Cairo and the Pyramids of Giza
Coffe Table Photography book out now!
999 Days Around Africa: The Road Chose Me
After a large celebration to finish my time on the coast I set out for a big day, and move all the way North to near the Suez Canal before cutting directly West inland to Cairo. Originally I wanted to drive across the canal – well, actually under in a tunnel – across to Israel so I could actually drive off the continent. Unfortunately the whole Sinai Peninsula is not very stable safety wise and the very protective Egyptian Military will never allow me to cross, so I’ve had to scratch that plan.
Driving into Cairo is quite a shock when I find myself on an eight lane freeway with about twelve or fourteen lanes of traffic crammed in. At times we’re moving along at 50 mp/h only inches apart, then everyone slams on the brakes for a speed bump or monster pot hole or just because of traffic congestion. The pace and size of everything is insane, and I crowd Cairo the craziest driving and traffic on the whole continent.
Over the next hour and a half, I make less than six miles through the rush hour traffic, before finding my way to a campsite in the back of a working farm just near the city.
In the morning I’m back driving through the city when I spot the monster pyramids of Giza towering over the multi-story buildings. I knew they were very close to the city, but this is insane!

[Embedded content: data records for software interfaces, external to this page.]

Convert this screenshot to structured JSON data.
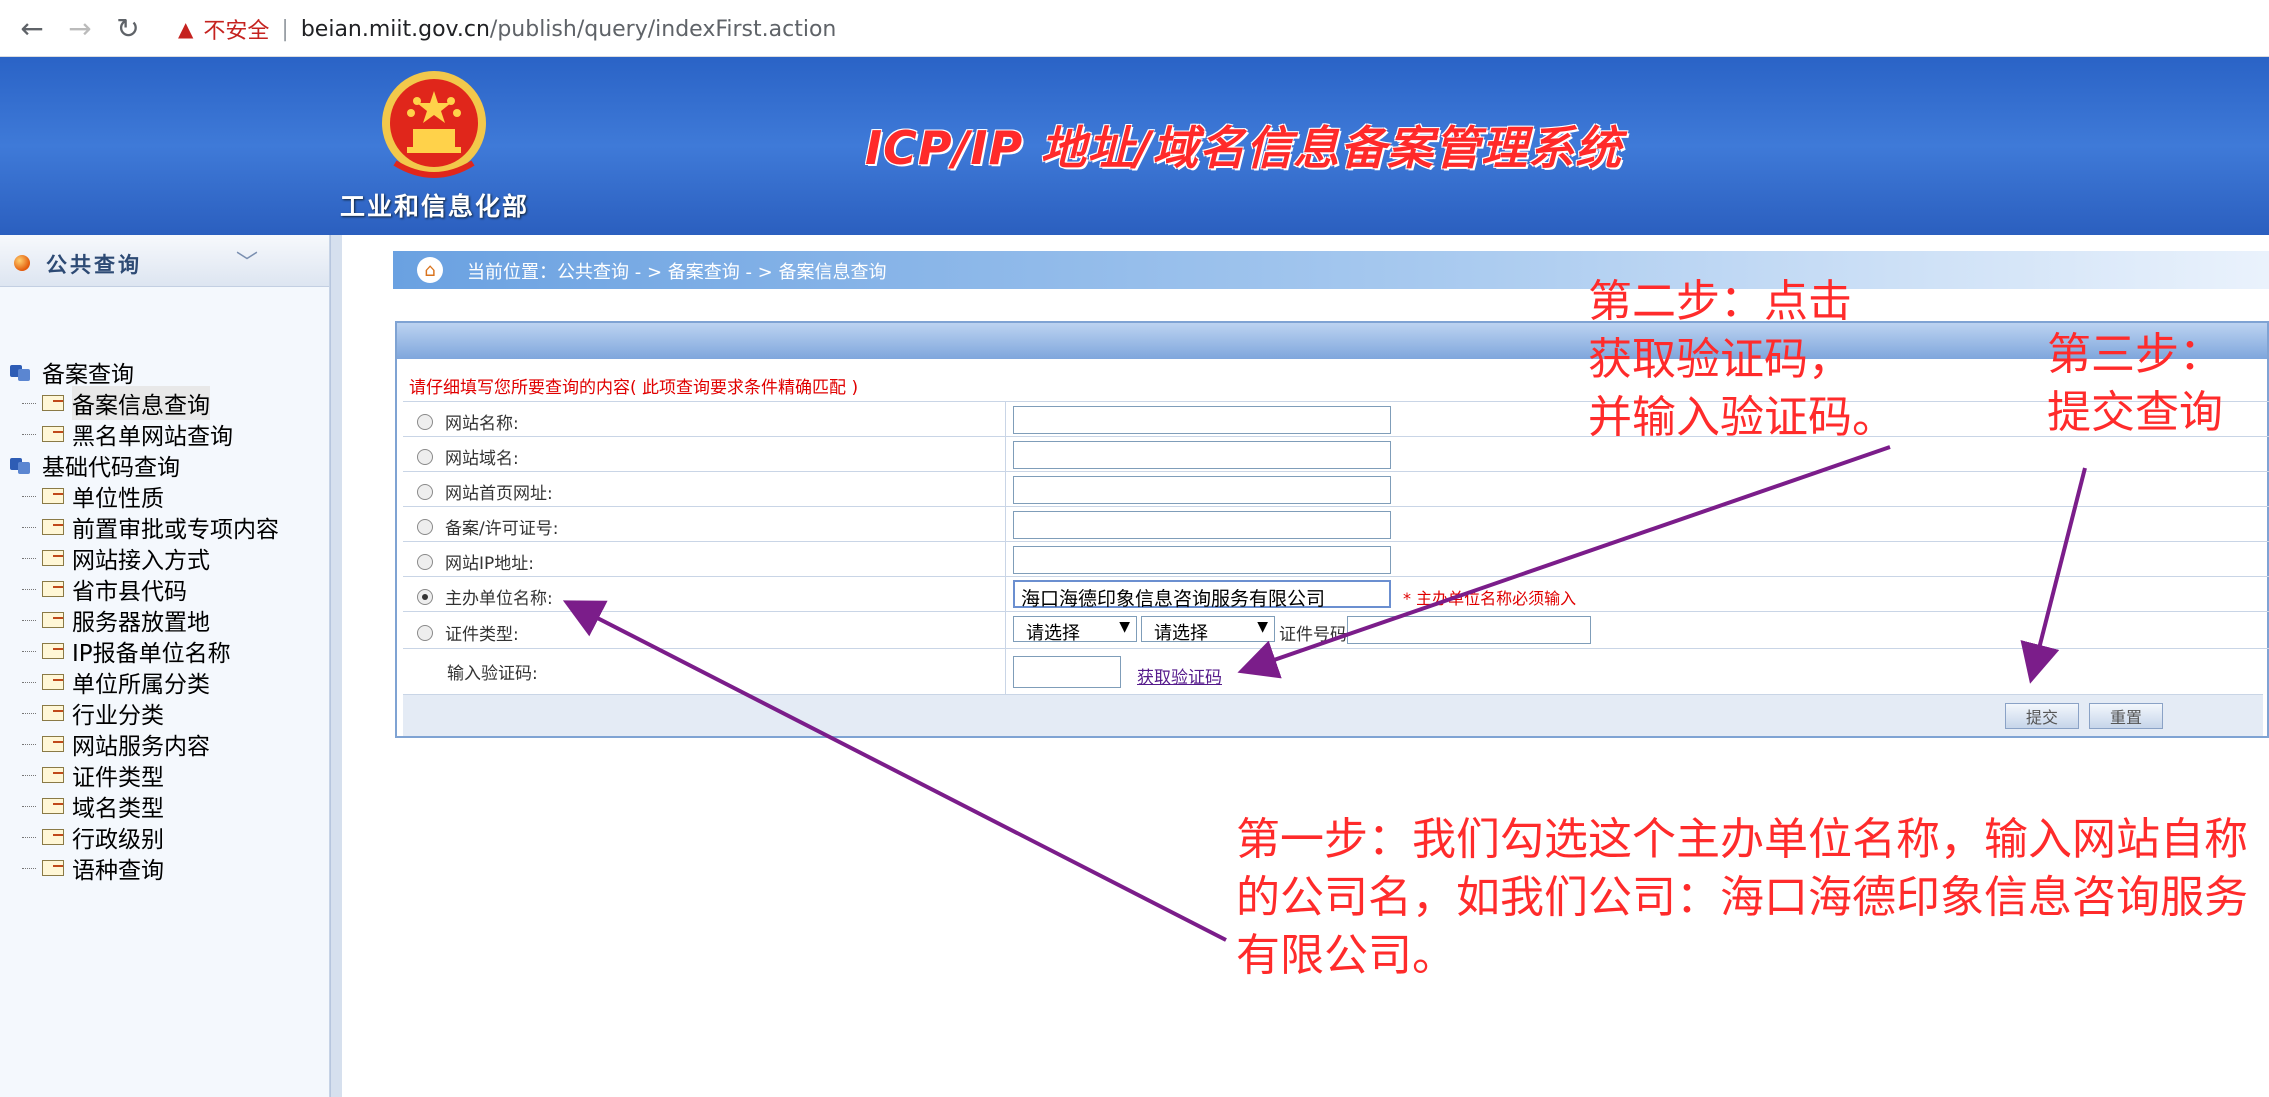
{
  "browser": {
    "insecure_label": "不安全",
    "url_host": "beian.miit.gov.cn",
    "url_path": "/publish/query/indexFirst.action"
  },
  "header": {
    "ministry": "工业和信息化部",
    "system_title": "ICP/IP 地址/域名信息备案管理系统"
  },
  "sidebar": {
    "title": "公共查询",
    "group1": "备案查询",
    "group1_items": [
      "备案信息查询",
      "黑名单网站查询"
    ],
    "group2": "基础代码查询",
    "group2_items": [
      "单位性质",
      "前置审批或专项内容",
      "网站接入方式",
      "省市县代码",
      "服务器放置地",
      "IP报备单位名称",
      "单位所属分类",
      "行业分类",
      "网站服务内容",
      "证件类型",
      "域名类型",
      "行政级别",
      "语种查询"
    ]
  },
  "breadcrumb": "当前位置：公共查询  - >  备案查询  - > 备案信息查询",
  "form": {
    "hint": "请仔细填写您所要查询的内容( 此项查询要求条件精确匹配 )",
    "labels": [
      "网站名称:",
      "网站域名:",
      "网站首页网址:",
      "备案/许可证号:",
      "网站IP地址:",
      "主办单位名称:",
      "证件类型:"
    ],
    "captcha_label": "输入验证码:",
    "unit_name_value": "海口海德印象信息咨询服务有限公司",
    "unit_required": "* 主办单位名称必须输入",
    "select1": "请选择",
    "select2": "请选择",
    "cert_no_label": "证件号码:",
    "get_captcha": "获取验证码",
    "submit": "提交",
    "reset": "重置"
  },
  "annotations": {
    "step1": "第一步：我们勾选这个主办单位名称，输入网站自称的公司名，如我们公司：海口海德印象信息咨询服务有限公司。",
    "step1_lines": [
      "第一步：我们勾选这个主办单位名称，输入网站自称",
      "的公司名，如我们公司：海口海德印象信息咨询服务",
      "有限公司。"
    ],
    "step2_lines": [
      "第二步：点击",
      "获取验证码，",
      "并输入验证码。"
    ],
    "step3_lines": [
      "第三步：",
      "提交查询"
    ],
    "color": "#ff2b2b",
    "arrow_color": "#7b1d8a"
  }
}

At the main entrance gate security is very tight, and after multiple searches through the entire Jeep the head of the Police here finds my cooking knives. They are seriously unhappy and at first don’t want to let the Jeep inside at all. After a lot of back and forward over and hour we decide I will leave the knives at the entrance and continue on, and then pick them up after leaving.
And so I drive right up to the enormous pyramids, and even walk over and touch the monster stone blocks.
I have actually had dreams about this moment, and of course it feels extremely surreal to have driven from Morocco to the Pyramids of Egypt – 54,000 miles around the continent.
I spend a few hours wandering around in the midday sun, exploring all the pyramids, the sphinx and the whole area. Of course I can’t help pose the Jeep a few times, and take the “victory” photo.
The final hurdle remains – shipping the Jeep back to North America.